Our Sweet & Salty Salad is rolling out for Summer and features bacon, strawberries, and feta cheese, among other delicious ingredients. Feta is a very unique cheese - from how it’s made to its nutrition, and even where it comes from.
• “Feta” in Greek means “slice”.
• Only feta cheese made in certain regions of Greece can be called “feta”.
• It’s made from sheep or goat milk, not cow milk.
• Feta contains CLA (conjugated linoleic acid), a fatty acid that helps promote healthy body composition, prevents diabetes, and has anti-cancer properties.
• Feta has a wonderful combination of being low in calories, but high in calcium.
• It also contains a wide range of nutrients including folate, iron, magnesium, and vitamins A, K, B6, and B12.
Whether you have a garden every summer or are considering one this year, herbs can be a great place to start. Most varieties are relatively low-fuss and offer a plentiful harvest that can be dried and used throughout the year.
Here are some ideas to get you started:
Bright green and available in many interesting varieties, growing your own basil can save you quite a bit of money as fresh basil tends to be expensive in-store.
Available in garden or garlic varieties, chives add a delicious pop of color to your garden when their edible purple flowers bloom.
Oregano is extremely versatile, easy to grow, and full of flavor once its leaves dry.
Food and drinks get an invigorating kick from fresh mint, but plant it in containers to avoid it spreading to unwanted areas.
Easy to grow and always good to have on hand, sage comes in many varieties but make sure the one you’re planting is edible, since a couple aren’t.
Another colorful garden addition, lavender adds something different to desserts and drinks and can even be used to make your own lavender oil.
Salmon is one of the most nutritious foods out there. It’s able to help fight diseases, packed with vitamins, and can improve your health while also being delicious and versatile. Here are some more reasons we love salmon:
• Lean Protein - A 3oz serving gets you 22g of protein for only 155 calories and only 1g of saturated fat.
• B-Vitamins - Salmon is a great source of almost every B-vitamin that exists. These help many crucial processes such as turning food into energy and building DNA.
• Anti-Inflammatory - Salmon has been shown to reduce inflammation in the body, which is believed to be the root cause of several diseases such as heart disease and diabetes.

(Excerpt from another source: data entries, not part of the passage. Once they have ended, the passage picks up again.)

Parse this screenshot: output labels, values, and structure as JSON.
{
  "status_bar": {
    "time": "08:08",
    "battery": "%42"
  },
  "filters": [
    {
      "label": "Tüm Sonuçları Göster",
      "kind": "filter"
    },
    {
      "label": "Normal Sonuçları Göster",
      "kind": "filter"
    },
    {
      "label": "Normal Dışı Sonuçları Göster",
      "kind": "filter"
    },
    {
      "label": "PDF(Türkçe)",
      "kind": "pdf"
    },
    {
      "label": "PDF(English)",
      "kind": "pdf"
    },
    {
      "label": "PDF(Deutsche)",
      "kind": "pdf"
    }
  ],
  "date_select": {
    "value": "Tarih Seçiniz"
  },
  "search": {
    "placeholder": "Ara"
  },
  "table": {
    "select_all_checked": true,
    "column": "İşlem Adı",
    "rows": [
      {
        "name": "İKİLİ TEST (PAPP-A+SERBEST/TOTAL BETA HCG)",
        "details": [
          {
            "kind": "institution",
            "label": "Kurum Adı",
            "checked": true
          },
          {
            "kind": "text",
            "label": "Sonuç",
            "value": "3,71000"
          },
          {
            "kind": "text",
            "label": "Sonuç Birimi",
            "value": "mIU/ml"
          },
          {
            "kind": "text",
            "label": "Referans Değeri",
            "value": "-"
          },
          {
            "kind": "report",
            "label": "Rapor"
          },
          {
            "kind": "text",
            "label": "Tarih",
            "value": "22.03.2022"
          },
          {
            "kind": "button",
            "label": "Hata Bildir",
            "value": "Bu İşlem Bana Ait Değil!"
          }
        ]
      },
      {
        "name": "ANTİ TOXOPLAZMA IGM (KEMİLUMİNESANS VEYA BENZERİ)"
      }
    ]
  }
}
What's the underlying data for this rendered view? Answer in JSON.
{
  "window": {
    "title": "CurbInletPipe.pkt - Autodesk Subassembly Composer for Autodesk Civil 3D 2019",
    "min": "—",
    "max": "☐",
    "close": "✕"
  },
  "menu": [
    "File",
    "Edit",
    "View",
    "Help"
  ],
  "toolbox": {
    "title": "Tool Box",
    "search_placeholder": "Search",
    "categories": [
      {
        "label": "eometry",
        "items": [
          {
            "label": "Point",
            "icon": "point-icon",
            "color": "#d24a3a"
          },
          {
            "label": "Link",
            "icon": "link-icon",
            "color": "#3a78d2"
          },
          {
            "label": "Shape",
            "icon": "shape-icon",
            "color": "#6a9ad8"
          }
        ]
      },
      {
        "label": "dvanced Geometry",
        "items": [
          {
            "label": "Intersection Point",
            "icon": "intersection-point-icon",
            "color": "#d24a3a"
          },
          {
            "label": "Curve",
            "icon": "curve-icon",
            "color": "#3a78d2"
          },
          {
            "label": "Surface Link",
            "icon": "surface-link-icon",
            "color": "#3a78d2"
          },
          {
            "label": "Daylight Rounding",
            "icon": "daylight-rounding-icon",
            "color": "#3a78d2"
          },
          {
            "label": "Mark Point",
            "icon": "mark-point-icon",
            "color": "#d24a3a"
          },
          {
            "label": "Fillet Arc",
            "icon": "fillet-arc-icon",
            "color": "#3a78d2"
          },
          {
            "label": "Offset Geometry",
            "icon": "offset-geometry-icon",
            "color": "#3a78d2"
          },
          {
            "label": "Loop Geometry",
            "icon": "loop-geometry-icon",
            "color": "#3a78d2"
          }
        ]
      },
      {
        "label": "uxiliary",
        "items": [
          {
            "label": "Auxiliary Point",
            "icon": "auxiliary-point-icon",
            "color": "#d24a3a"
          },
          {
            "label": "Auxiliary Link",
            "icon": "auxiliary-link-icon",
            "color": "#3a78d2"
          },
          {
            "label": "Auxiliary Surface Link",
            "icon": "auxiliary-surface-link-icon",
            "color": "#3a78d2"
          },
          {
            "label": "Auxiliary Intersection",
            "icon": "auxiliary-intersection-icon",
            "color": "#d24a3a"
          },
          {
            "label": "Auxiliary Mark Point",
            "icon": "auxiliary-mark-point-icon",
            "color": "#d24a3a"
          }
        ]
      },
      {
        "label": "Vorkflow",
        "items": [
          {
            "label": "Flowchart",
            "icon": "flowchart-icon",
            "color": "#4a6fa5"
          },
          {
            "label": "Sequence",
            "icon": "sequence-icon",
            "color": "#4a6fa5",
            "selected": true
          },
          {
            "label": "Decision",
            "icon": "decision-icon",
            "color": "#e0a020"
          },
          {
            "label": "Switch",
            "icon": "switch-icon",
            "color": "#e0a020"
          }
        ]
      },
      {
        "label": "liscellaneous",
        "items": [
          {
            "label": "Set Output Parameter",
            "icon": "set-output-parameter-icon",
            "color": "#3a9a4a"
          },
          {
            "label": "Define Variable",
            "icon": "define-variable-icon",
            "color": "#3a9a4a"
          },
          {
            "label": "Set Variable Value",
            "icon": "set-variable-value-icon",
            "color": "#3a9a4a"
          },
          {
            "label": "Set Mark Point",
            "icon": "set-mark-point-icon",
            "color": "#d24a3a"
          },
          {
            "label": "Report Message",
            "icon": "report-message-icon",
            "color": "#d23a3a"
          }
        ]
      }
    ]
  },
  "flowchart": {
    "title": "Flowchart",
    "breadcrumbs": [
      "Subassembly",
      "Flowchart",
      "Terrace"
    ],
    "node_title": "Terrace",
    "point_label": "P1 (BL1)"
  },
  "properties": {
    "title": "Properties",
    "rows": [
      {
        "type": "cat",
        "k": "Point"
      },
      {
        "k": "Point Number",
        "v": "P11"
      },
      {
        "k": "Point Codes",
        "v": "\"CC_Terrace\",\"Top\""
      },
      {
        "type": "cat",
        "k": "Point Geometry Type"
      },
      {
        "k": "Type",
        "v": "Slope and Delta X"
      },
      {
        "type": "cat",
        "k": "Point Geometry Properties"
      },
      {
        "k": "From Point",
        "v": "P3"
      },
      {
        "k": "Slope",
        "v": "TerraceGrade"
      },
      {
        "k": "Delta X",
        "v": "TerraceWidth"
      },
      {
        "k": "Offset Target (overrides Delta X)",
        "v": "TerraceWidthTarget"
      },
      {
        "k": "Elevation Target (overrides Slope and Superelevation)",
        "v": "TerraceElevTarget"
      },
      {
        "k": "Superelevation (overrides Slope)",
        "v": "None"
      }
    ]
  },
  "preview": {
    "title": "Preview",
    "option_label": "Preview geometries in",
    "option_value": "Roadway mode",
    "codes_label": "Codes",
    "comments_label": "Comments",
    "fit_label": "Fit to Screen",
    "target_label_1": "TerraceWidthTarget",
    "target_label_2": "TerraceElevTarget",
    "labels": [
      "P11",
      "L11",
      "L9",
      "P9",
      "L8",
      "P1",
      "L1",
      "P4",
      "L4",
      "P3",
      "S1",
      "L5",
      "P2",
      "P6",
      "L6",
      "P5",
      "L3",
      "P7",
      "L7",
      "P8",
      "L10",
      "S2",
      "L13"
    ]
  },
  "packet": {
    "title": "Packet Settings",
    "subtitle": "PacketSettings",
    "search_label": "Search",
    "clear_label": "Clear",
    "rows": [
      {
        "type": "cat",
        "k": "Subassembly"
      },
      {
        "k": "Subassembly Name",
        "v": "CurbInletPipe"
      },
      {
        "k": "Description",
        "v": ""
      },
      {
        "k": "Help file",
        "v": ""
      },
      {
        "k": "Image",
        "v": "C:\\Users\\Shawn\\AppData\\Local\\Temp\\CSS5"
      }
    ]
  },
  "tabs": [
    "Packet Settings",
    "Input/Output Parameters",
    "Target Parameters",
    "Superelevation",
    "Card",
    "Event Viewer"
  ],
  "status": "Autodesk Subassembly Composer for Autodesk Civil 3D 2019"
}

• Brain Health - The combo of Omega-3s, B12, choline, and selenium all work to improve brain function and neurological health.
• Heart Health - Polyunsaturated fats in salmon help improve cholesterol levels and potassium helps to regulate blood pressure.
• Skin Health - The pink color of salmon comes from a powerful antioxidant called astaxanthin that has been shown to repair skin from UV damage and help keep it hydrated and flexible.